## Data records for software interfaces
Segment Open

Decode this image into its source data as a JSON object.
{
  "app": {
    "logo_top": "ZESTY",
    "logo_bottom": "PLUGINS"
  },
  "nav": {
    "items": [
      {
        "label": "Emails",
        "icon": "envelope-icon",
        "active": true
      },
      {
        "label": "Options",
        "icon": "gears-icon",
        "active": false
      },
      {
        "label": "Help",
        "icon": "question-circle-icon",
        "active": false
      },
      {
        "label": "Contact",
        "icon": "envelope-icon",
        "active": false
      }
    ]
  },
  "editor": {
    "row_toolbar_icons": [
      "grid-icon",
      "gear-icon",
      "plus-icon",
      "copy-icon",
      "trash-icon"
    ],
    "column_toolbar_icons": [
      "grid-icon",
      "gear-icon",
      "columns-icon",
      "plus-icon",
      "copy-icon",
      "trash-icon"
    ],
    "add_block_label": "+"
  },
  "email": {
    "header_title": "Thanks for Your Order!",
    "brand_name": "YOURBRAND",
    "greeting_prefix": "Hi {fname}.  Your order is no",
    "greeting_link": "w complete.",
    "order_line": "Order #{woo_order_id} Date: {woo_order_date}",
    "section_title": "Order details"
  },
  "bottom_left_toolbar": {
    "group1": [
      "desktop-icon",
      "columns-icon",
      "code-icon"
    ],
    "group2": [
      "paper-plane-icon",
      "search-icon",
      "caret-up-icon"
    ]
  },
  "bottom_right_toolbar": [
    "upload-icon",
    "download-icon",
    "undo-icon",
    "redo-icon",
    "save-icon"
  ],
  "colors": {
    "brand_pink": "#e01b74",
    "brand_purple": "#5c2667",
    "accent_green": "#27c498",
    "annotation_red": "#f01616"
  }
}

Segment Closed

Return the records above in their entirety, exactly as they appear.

## YOUR RESPONSE
Decode this image into its source data as a JSON object.
{
  "app": {
    "logo_top": "ZESTY",
    "logo_bottom": "PLUGINS"
  },
  "nav": {
    "items": [
      {
        "label": "Emails",
        "icon": "envelope-icon",
        "active": true
      },
      {
        "label": "Options",
        "icon": "gears-icon",
        "active": false
      },
      {
        "label": "Help",
        "icon": "question-circle-icon",
        "active": false
      },
      {
        "label": "Contact",
        "icon": "envelope-icon",
        "active": false
      }
    ]
  },
  "editor": {
    "row_toolbar_icons": [
      "grid-icon",
      "gear-icon",
      "plus-icon",
      "copy-icon",
      "trash-icon"
    ],
    "column_toolbar_icons": [
      "grid-icon",
      "gear-icon",
      "columns-icon",
      "plus-icon",
      "copy-icon",
      "trash-icon"
    ],
    "add_block_label": "+"
  },
  "email": {
    "header_title": "Thanks for Your Order!",
    "brand_name": "YOURBRAND",
    "greeting_prefix": "Hi {fname}.  Your order is no",
    "greeting_link": "w complete.",
    "order_line": "Order #{woo_order_id} Date: {woo_order_date}",
    "section_title": "Order details"
  },
  "bottom_left_toolbar": {
    "group1": [
      "desktop-icon",
      "columns-icon",
      "code-icon"
    ],
    "group2": [
      "paper-plane-icon",
      "search-icon",
      "caret-up-icon"
    ]
  },
  "bottom_right_toolbar": [
    "upload-icon",
    "download-icon",
    "undo-icon",
    "redo-icon",
    "save-icon"
  ],
  "colors": {
    "brand_pink": "#e01b74",
    "brand_purple": "#5c2667",
    "accent_green": "#27c498",
    "annotation_red": "#f01616"
  }
}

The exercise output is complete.